At the end of October, I went to the 10th annual MET (Mediterranean Editors & Translators) meeting in San Lorenzo de El Escorial, just to the north of Madrid. Last year’s MET meeting was my first one and it set a high bar in terms of quality content and relevance for me. I’m happy to say that my expectations for this year’s conference were amply met.
Conferences are a good way of improving subject-specific knowledge, language skills, business know-how and technology proficiency. Here’s what I learnt at METM14:
Philip Bazire gave a three-hour pre-conference workshop on neuroanatomy. I benefited from this recapitulation of the nervous system, because Philip not only explained the basics of the subject, but also warned us of traps that we might fall into as translators.

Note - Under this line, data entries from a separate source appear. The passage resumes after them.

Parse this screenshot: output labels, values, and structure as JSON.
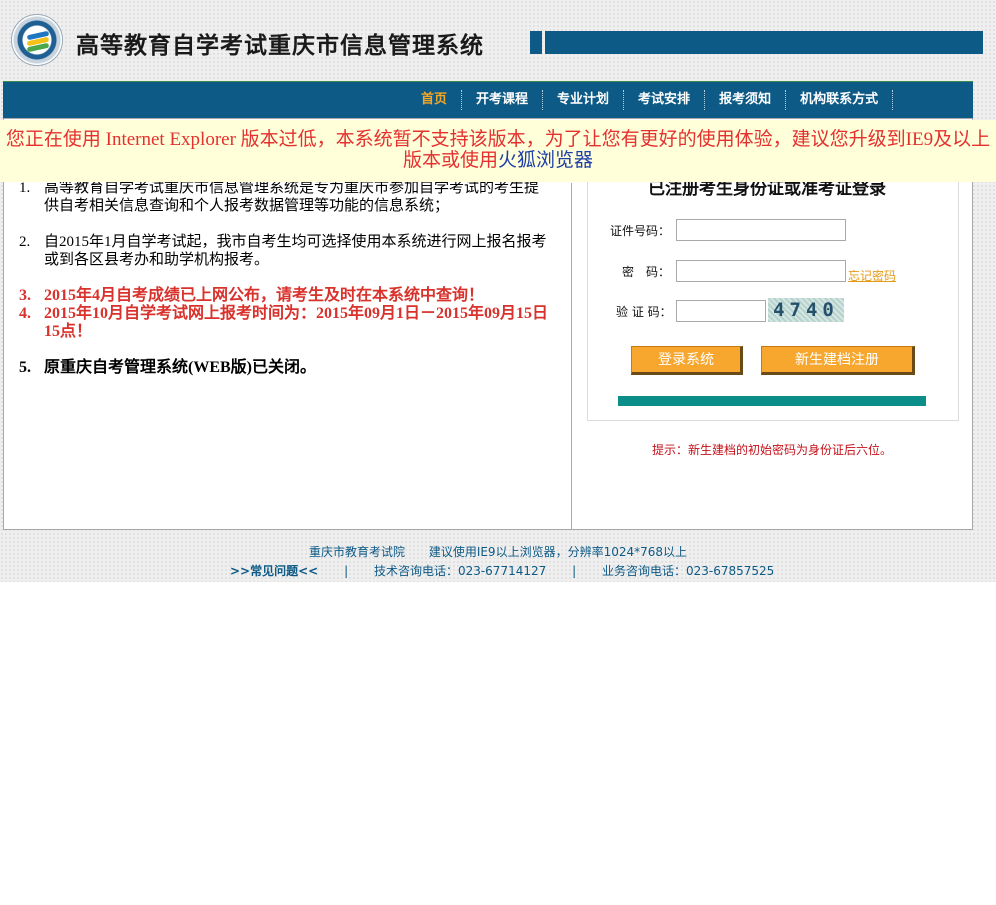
{
  "header": {
    "title": "高等教育自学考试重庆市信息管理系统"
  },
  "nav": {
    "items": [
      {
        "label": "首页"
      },
      {
        "label": "开考课程"
      },
      {
        "label": "专业计划"
      },
      {
        "label": "考试安排"
      },
      {
        "label": "报考须知"
      },
      {
        "label": "机构联系方式"
      }
    ]
  },
  "banner": {
    "text1": "您正在使用  Internet Explorer 版本过低，本系统暂不支持该版本，为了让您有更好的使用体验，建议您升级到IE9及以上版本或使用",
    "link": "火狐浏览器"
  },
  "notices": [
    {
      "num": "1.",
      "text": "高等教育自学考试重庆市信息管理系统是专为重庆市参加自学考试的考生提供自考相关信息查询和个人报考数据管理等功能的信息系统；"
    },
    {
      "num": "2.",
      "text": "自2015年1月自学考试起，我市自考生均可选择使用本系统进行网上报名报考或到各区县考办和助学机构报考。"
    },
    {
      "num": "3.",
      "text": "2015年4月自考成绩已上网公布，请考生及时在本系统中查询！"
    },
    {
      "num": "4.",
      "text": "2015年10月自学考试网上报考时间为：2015年09月1日－2015年09月15日15点！"
    },
    {
      "num": "5.",
      "text": "原重庆自考管理系统(WEB版)已关闭。"
    }
  ],
  "login": {
    "title": "已注册考生身份证或准考证登录",
    "id_label": "证件号码：",
    "password_label": "密　码：",
    "captcha_label": "验 证 码：",
    "id_value": "",
    "password_value": "",
    "captcha_value": "",
    "forgot": "忘记密码",
    "captcha_text": "4740",
    "login_button": "登录系统",
    "register_button": "新生建档注册"
  },
  "hint": "提示：新生建档的初始密码为身份证后六位。",
  "footer": {
    "org": "重庆市教育考试院",
    "browser_tip": "建议使用IE9以上浏览器，分辨率1024*768以上",
    "faq": ">>常见问题<<",
    "sep": "|",
    "tech_phone": "技术咨询电话：023-67714127",
    "biz_phone": "业务咨询电话：023-67857525"
  },
  "colors": {
    "nav_bg": "#0d5a86",
    "active_nav": "#f5a623",
    "button": "#f7a62e",
    "teal": "#0b8d89",
    "warning_text": "#e53030"
  }
}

Some specific tips were:
- When referring to the meninges, you can drop the word mater from dura and arachnoid and use them as standalone terms, but pia mater must always be used in full.
- Subdural and subarachnoid are both valid adjectives, but make sure you use intraparenchymal rather than subpial.
- The plural of plexus is plexuses.
- Coning: a synonym for herniation when referring to the foramen magnum.
In a panel session on news from the world of biomedical editors, Mary Ellen Kerans gave a summary of recent changes relevant to editors and translators. Here are a couple of points she mentioned:
- The Declaration of Helsinki 2013 has broadened the obligation for researchers to register all studies in human subjects (not just randomised clinical trials) in point 35. Bear in mind that journals may reject articles that report the results of unregistered studies.
- The latest ICMJE authorship guidelines now explicitly recommend that all authors should be “accountable for all aspects of the work in ensuring that questions related to the accuracy or integrity of any part of the work are appropriately investigated and resolved.”
In the same panel, Elke Bartholomäus discussed the sustainability of bilingual journals from her viewpoint as production editor and translations project manager at the Deutsches Ärzteblatt International, the German Medical Association’s bilingual journal. I work with a bilingual journal in Spain and so it was interesting to hear Elke’s report on the growth of some of these journals and the demise of others.
Mary Ellen Kerans gave a very useful three-hour, hands-on workshop on corpus-guided decision-making. After making sure that attendees were familiar with the basics of AntConc and other online tools, she explained how to use corpora to formulate queries and interpret the findings. We looked at:
- the difference between nonetheless and nevertheless
- what preposition follows associated
- whether consulted is used in the same way in English as it is in Spanish
I enjoyed Sarah Griffin-Mason’s talk on her experience running a mentoring scheme in the ITI Spanish Network. She found that setting up a defined framework, strictly limited to translation technique and subject expertise, helped mentors and mentees complete the six-month arrangement successfully. By chance, I was sitting beside my own mentee at this presentation, with whom I have a much more informal relationship (unrelated to the ITI scheme). We were both interested to hear Sarah’s advice on this subject.
Kevin Lossner gave a talk on translation environment interoperability for teams. He stressed the importance of doing a “dry run” at the start of every translation project, i.e., making sure that a file saves correctly in the target format, rather than waiting until the very end, when disaster might strike. I was surprised to hear Kevin confess that he still sometimes resorts to pen and paper, despite all the software and tools he has mastered over the years!
I took part in a panel on practical ideas and tools, together with Andrew Steel (who talked about speech recognition), Mary Fons (Google N-gram Viewer) and Alan Lounds (Google Custom Search Engine). For more details about my talk on Windows 8.1, here’s my Prezi presentation.
Off-METM activities are a good way to meet new people, make work contacts and engage face-to-face with hitherto virtual friends. I signed up for three subject-specific dinner groups:
- The Pomodoro technique, led by Oliver Shaw
- Mentoring models, led by Sarah Griffin-Mason
- Pros and cons of blogging, led by me and ably supported by Rob Lunn and Simon Berrill. By the way, do check out Simon’s report of METM14.
But the best Off-METM activity, in my opinion, was the two-hour mountain hike on the Sunday morning after the conference. Some 30 attendees joined in, but we soon broke up into smaller groups, skilfully herded by Tom O’Boyle. It was a great opportunity to chat with people I’d hardly spoken to over the weekend. Networking across noisy dinner tables simply doesn’t compare with a sunny Spanish mountainside.
If all this makes you wish you’d been there too, make a date in your diary for METM15, to be held in Coimbra, Portugal, on 29-31 October.
And if you went to METM14, do add a comment to say what you learnt/enjoyed most!